Pull stamina out of thin air with beet juice
An Olympic athlete, a weekend warrior, two neighbors getting ready to walk the block after supper and a couple on their way to a mountain retreat get-away walk into a bar…
They all order the same drink. What is it?
Beet juice, straight up. Why?
Whether you’re a high performance athlete or you just like to walk for exercise, you probably want to improve your fitness level so you can get the most from your workout.
Of course if you’re competing, like Olympic athletes do, you also want to make sure anything you use to enhance your performance is not only safe, but legal. And that’s why old-fashioned beet root juice is gaining popularity.
Not interested in setting any records? Well, then you just might want to pack beet root juice on your next vacation…

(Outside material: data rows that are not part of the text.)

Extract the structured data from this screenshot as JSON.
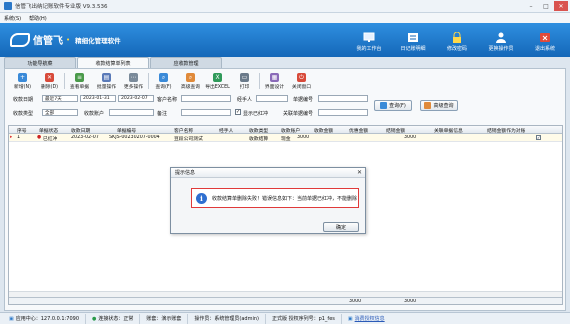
{
  "window": {
    "title": "信管飞出纳记账软件专业版 V9.3.536"
  },
  "menu": [
    "系统(S)",
    "帮助(H)"
  ],
  "banner": {
    "brand": "信管飞",
    "slogan": "精细化管理软件"
  },
  "top_buttons": [
    "我的工作台",
    "日记账明细",
    "修改密码",
    "更换操作员",
    "退出系统"
  ],
  "tabs": [
    "功能导航菜",
    "收款结算单列表",
    "应收款管理"
  ],
  "toolbar": [
    "新增(N)",
    "删除(D)",
    "查看单据",
    "批量操作",
    "更多操作",
    "查询(F)",
    "高级查询",
    "导出EXCEL",
    "打印",
    "界面设计",
    "关闭窗口"
  ],
  "filter": {
    "date_label": "收款日期",
    "date_range": "最近7天",
    "date_from": "2023-01-31",
    "date_to": "2023-02-07",
    "customer_label": "客户名称",
    "customer_value": "",
    "handler_label": "经手人",
    "doc_no_label": "单据编号",
    "type_label": "收款类型",
    "type_value": "全部",
    "account_label": "收款账户",
    "note_label": "备注",
    "show_voided": "显示已红冲",
    "related_doc_label": "关联单据编号",
    "search_btn": "查询(F)",
    "advanced_btn": "高级查询"
  },
  "grid": {
    "columns": [
      "序号",
      "单据状态",
      "收款日期",
      "单据编号",
      "客户名称",
      "经手人",
      "收款类型",
      "收款账户",
      "收款金额",
      "优惠金额",
      "结销金额",
      "关联单据信息",
      "结销金额作为对账"
    ],
    "rows": [
      {
        "index": "1",
        "status": "已红冲",
        "date": "2023-02-07",
        "doc_no": "SKJS-00230207-0004",
        "customer": "豆段公司测试",
        "handler": "",
        "type": "收款结算",
        "account": "现金",
        "amount": "3000",
        "discount": "",
        "settle": "3000",
        "related": "",
        "checked": true
      }
    ],
    "footer": {
      "amount_total": "3000",
      "settle_total": "3000"
    }
  },
  "dialog": {
    "title": "提示信息",
    "message": "收款结算单删除失败！错误信息如下：当前单据已红冲，不能删除",
    "ok": "确定"
  },
  "status": {
    "server": "应用中心：127.0.0.1:7090",
    "connection": "连接状态：正常",
    "account_set": "账套：演示账套",
    "operator": "操作员：系统管理员(admin)",
    "edition": "正式版 授权序列号：p1_fes",
    "link": "消费授权信息"
  }
}
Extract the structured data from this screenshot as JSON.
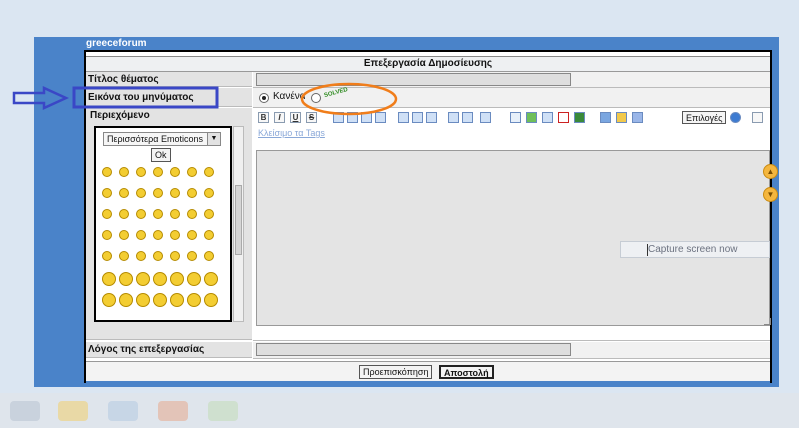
{
  "forum": {
    "title": "greeceforum"
  },
  "panel": {
    "heading": "Επεξεργασία Δημοσίευσης"
  },
  "labels": {
    "topic_title": "Τίτλος θέματος",
    "message_icon": "Εικόνα του μηνύματος",
    "content": "Περιεχόμενο",
    "edit_reason": "Λόγος της επεξεργασίας"
  },
  "icon_option": {
    "none_label": "Κανένα",
    "badge_text": "SOLVED"
  },
  "emoticons": {
    "dropdown_value": "Περισσότερα Emoticons",
    "ok_label": "Ok",
    "count": 49
  },
  "toolbar": {
    "bold": "B",
    "italic": "I",
    "underline": "U",
    "strike": "S",
    "options_label": "Επιλογές",
    "tag_link": "Κλείσιμο τα Tags"
  },
  "capture": {
    "label": "Capture screen now"
  },
  "buttons": {
    "preview": "Προεπισκόπηση",
    "submit": "Αποστολή"
  },
  "colors": {
    "frame": "#4a83c9",
    "highlight_box": "#3a47c6",
    "arrow": "#3a47c6",
    "annotation_oval": "#f07d1a",
    "emoticon": "#f3cd32",
    "orb": "#f4b63e"
  }
}
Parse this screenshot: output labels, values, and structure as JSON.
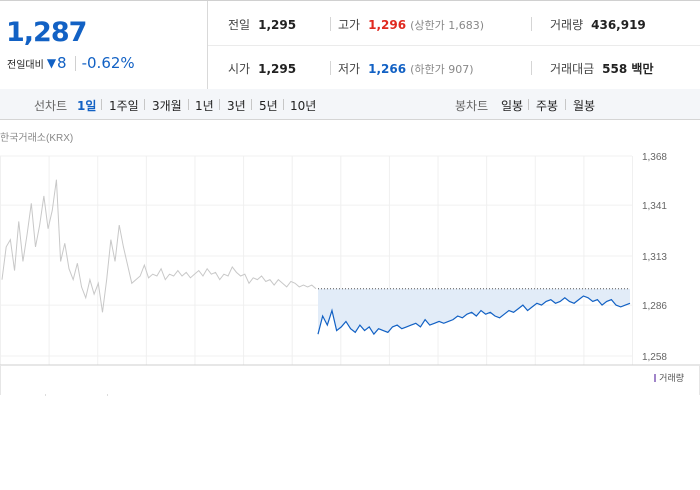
{
  "summary": {
    "price": "1,287",
    "change_label": "전일대비",
    "change_arrow": "▼",
    "change_amount": "8",
    "change_pct": "-0.62%",
    "prev_close_label": "전일",
    "prev_close": "1,295",
    "high_label": "고가",
    "high": "1,296",
    "upper_limit": "(상한가 1,683)",
    "volume_label": "거래량",
    "volume": "436,919",
    "open_label": "시가",
    "open": "1,295",
    "low_label": "저가",
    "low": "1,266",
    "lower_limit": "(하한가 907)",
    "trade_value_label": "거래대금",
    "trade_value": "558 백만"
  },
  "tabs": {
    "line_label": "선차트",
    "line_tabs": [
      "1일",
      "1주일",
      "3개월",
      "1년",
      "3년",
      "5년",
      "10년"
    ],
    "active_line_tab": "1일",
    "candle_label": "봉차트",
    "candle_tabs": [
      "일봉",
      "주봉",
      "월봉"
    ]
  },
  "chart": {
    "source": "한국거래소(KRX)",
    "legend": "거래량",
    "colors": {
      "up": "#e0291f",
      "down": "#1261c4",
      "prev_line": "#c8c8c8",
      "fill": "#e2ecf8"
    }
  },
  "chart_data": {
    "type": "line",
    "yticks": [
      1368,
      1341,
      1313,
      1286,
      1258
    ],
    "ylim": [
      1258,
      1368
    ],
    "prev_close": 1295,
    "series": [
      {
        "name": "",
        "values": [
          1300,
          1318,
          1322,
          1305,
          1332,
          1310,
          1325,
          1342,
          1318,
          1330,
          1346,
          1328,
          1338,
          1355,
          1310,
          1320,
          1306,
          1300,
          1309,
          1296,
          1290,
          1300,
          1292,
          1298,
          1282,
          1300,
          1322,
          1310,
          1330,
          1318,
          1308,
          1298,
          1300,
          1302,
          1308,
          1301,
          1303,
          1302,
          1306,
          1300,
          1303,
          1302,
          1305,
          1302,
          1304,
          1301,
          1303,
          1305,
          1302,
          1306,
          1303,
          1304,
          1300,
          1303,
          1302,
          1307,
          1304,
          1302,
          1303,
          1298,
          1301,
          1300,
          1302,
          1299,
          1300,
          1297,
          1300,
          1298,
          1296,
          1299,
          1298,
          1296,
          1297,
          1296,
          1297,
          1295
        ]
      },
      {
        "name": "",
        "values": [
          1270,
          1280,
          1275,
          1283,
          1272,
          1274,
          1277,
          1273,
          1271,
          1275,
          1272,
          1274,
          1270,
          1273,
          1272,
          1271,
          1274,
          1275,
          1273,
          1274,
          1275,
          1276,
          1274,
          1278,
          1275,
          1276,
          1277,
          1276,
          1277,
          1278,
          1280,
          1279,
          1281,
          1282,
          1280,
          1283,
          1281,
          1282,
          1280,
          1279,
          1281,
          1283,
          1282,
          1284,
          1286,
          1283,
          1285,
          1287,
          1286,
          1288,
          1289,
          1287,
          1288,
          1290,
          1288,
          1287,
          1289,
          1291,
          1290,
          1288,
          1289,
          1286,
          1288,
          1289,
          1286,
          1285,
          1286,
          1287
        ]
      }
    ]
  }
}
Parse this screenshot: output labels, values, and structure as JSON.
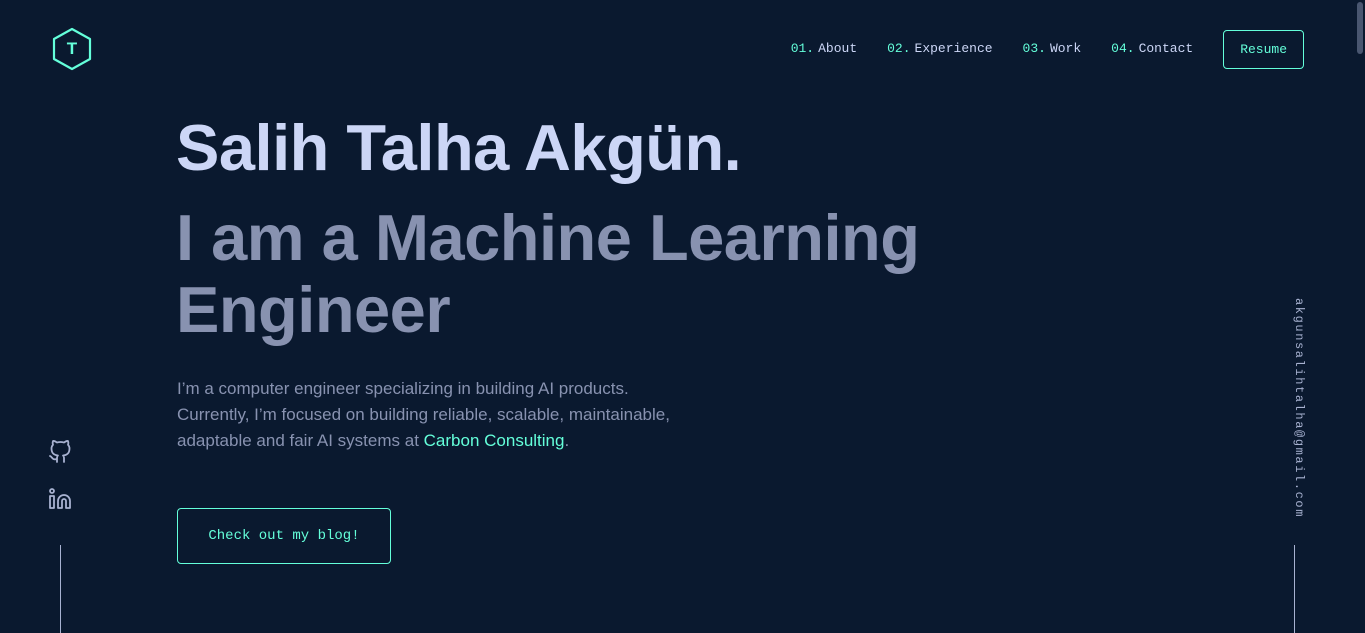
{
  "logo": {
    "letter": "T",
    "icon": "hexagon-logo-icon"
  },
  "nav": {
    "items": [
      {
        "num": "01.",
        "label": "About"
      },
      {
        "num": "02.",
        "label": "Experience"
      },
      {
        "num": "03.",
        "label": "Work"
      },
      {
        "num": "04.",
        "label": "Contact"
      }
    ],
    "resume_label": "Resume"
  },
  "hero": {
    "name": "Salih Talha Akgün.",
    "role": "I am a Machine Learning Engineer",
    "desc_part1": "I’m a computer engineer specializing in building AI products. Currently, I’m focused on building reliable, scalable, maintainable, adaptable and fair AI systems at ",
    "desc_link": "Carbon Consulting",
    "desc_part2": ".",
    "cta_label": "Check out my blog!"
  },
  "social": {
    "items": [
      {
        "icon": "github-icon"
      },
      {
        "icon": "linkedin-icon"
      }
    ]
  },
  "email": "akgunsalihtalha@gmail.com",
  "colors": {
    "background": "#0a192f",
    "accent": "#64ffda",
    "heading": "#ccd6f6",
    "text": "#8892b0",
    "light": "#a8b2d1"
  }
}
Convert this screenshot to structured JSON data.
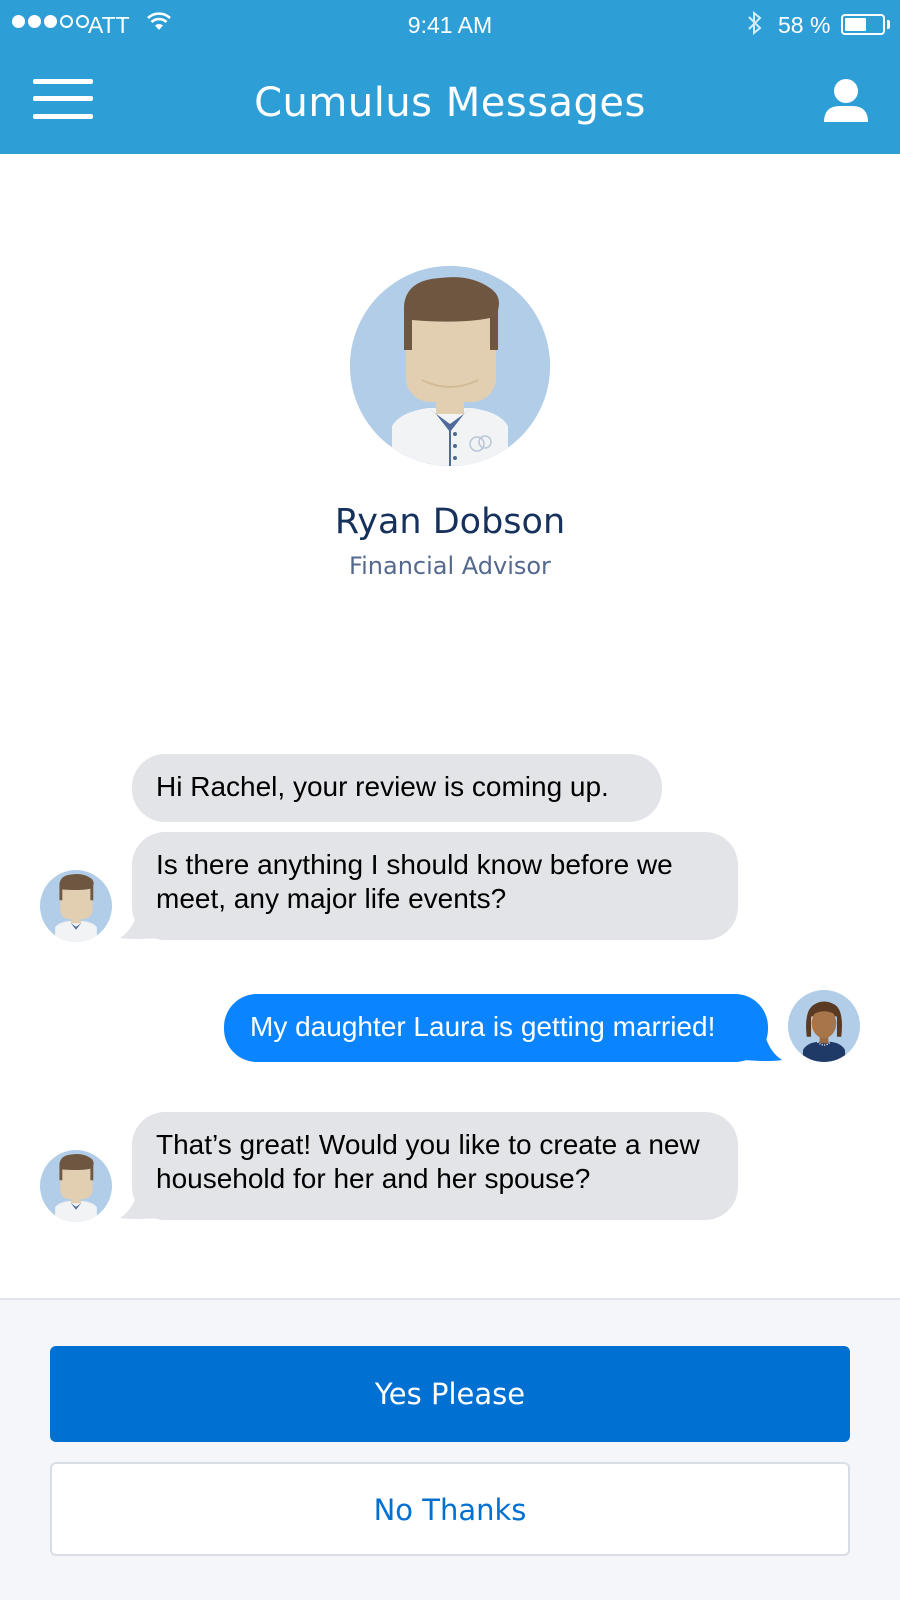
{
  "status_bar": {
    "carrier": "ATT",
    "time": "9:41 AM",
    "battery": "58 %",
    "battery_level": 0.58
  },
  "header": {
    "title": "Cumulus Messages",
    "menu_icon": "hamburger-menu-icon",
    "profile_icon": "user-icon"
  },
  "advisor": {
    "name": "Ryan Dobson",
    "title": "Financial Advisor"
  },
  "messages": [
    {
      "sender": "advisor",
      "text": "Hi Rachel, your review is coming up."
    },
    {
      "sender": "advisor",
      "text": "Is there anything I should know before we meet, any major life events?"
    },
    {
      "sender": "user",
      "text": "My daughter Laura is getting married!"
    },
    {
      "sender": "advisor",
      "text": "That’s great! Would you like to create a new household for her and her spouse?"
    }
  ],
  "actions": {
    "yes_label": "Yes Please",
    "no_label": "No Thanks"
  },
  "colors": {
    "header": "#2e9fd6",
    "incoming_bubble": "#e3e4e8",
    "outgoing_bubble": "#0a84ff",
    "primary_button": "#0070d2",
    "name_text": "#16325c"
  }
}
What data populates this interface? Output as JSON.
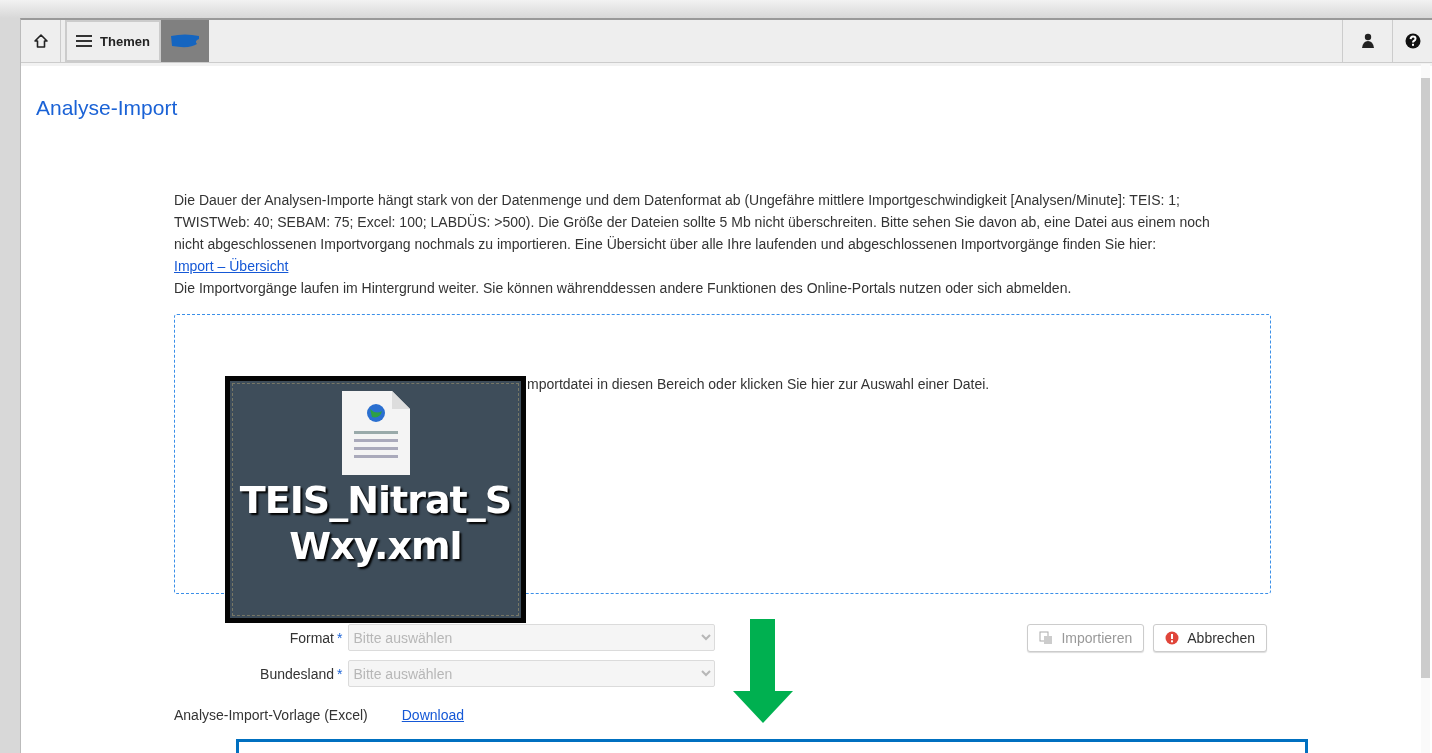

Beetroot juice has been known to improve performance in individuals, regardless of training level for a while now. And the reason has to do with beet juice’s high nitrate content.
Dietary nitrates, found in a few special foods like beets, are converted within your body to nitric oxide, a compound that helps blood vessels dilate so more oxygen-rich blood can flow through your body. This helps muscle to recover much quicker and in turn helps you build muscle power faster.
Nitric oxide is important for regulating the cardiovascular system; it supports healthy blood pressure and circulation which naturally boosts energy. So you could say beet juice is the superjuice that keeps your arteries loose.
People drinking beet juice supplementation require less oxygen to walk, run, or exercise. They can tolerate higher-intensity exercise because blood pressure remains lower, and there’s less strain on the heart.
And a study at Leeds Beckett University indicate that supplements from red beets can significantly improve athletic performance by allowing the body to perform well even in environments with thin air…
When you hear people say that the “air is thinner” at higher altitudes, they really mean there is less available oxygen to fuel your muscles. So finding a means by which the body needs and uses less oxygen would allow you to participate longer and better in activities at higher altitudes.
Putting it to the test
In the altitude study at Leeds Beckett University, researchers examined effects of nitrate-rich beet juice on participants with a wide range of aerobic fitness levels. They were tested while they ran on treadmills at an altitude simulation of more than 8,200 feet.
Researchers measured the rate of oxygen used by the body, the amount of oxygen in the blood, and the participant’s heart rate during the study. They also monitored blood pressure and rate of exertion as participants performed a variety of physical tests in an altitude chamber at the university.
They found that the average oxygen uptake was significantly lower after taking the beetroot supplement; and performance, regardless of fitness level or altitude, was enhanced by an average of 3.2 percent. Bank that for high altitude exercise.
Drink away altitude sickness
But there’s something else that beet root juice may help you tolerate better, even if you’re not an athlete. In fact, if you’re planning a vacation get-away to the mountains — whether skiing is on your agenda or not — there’s all the more reason to fuel up with beet root juice… and that’s altitude sickness.
Even mild altitude sickness can put a big damper on travel. No one wants to spend days suffering from headache, loss of appetite, nausea and sleeplessness while waiting for your body to acclimate.
The symptoms of altitude sickness occur because blood vessels tend to contract at high altitude. Given what we know about beetroot juice and its ability to dilate blood vessels, a team of Norwegian and Swedish researchers decided to see if they could improve blood vessel function at high altitude simply by having test subjects drink beet juice.
They measured blood vessel function with a standard test of arterial endothelial function, a flow-mediated dilatation test (FMD) that uses ultrasound.
In their study recently published in Nitric Oxide: Biology and Chemistry, the researchers showed that consumption of organic nitrate-rich beet juice restored reduced blood vessel function at high altitude.
So next time you plan a visit to higher ground, or need a stamina boost, reach for beet juice. Not a fan? Try beet supplements.
But whatever you do, be careful not to decrease you body’s natural ability to make nitric oxide. One way to do that is to avoid mouthwash. Dietary nitrate feeds into a pathway that produces nitric oxide with the help of friendly bacteria found in your mouth.
Researcher Eddie Weitzberg says that powerful mouthwashes may restrict the benefits of dietary nitrates on muscle function: “We need oral bacteria for the first step in nitrate reduction. You could block the effects of inorganic nitrate if you use a strong mouthwash or spit [instead of swallowing your saliva]. In our view, strong mouthwashes are not good if you want this system to work.”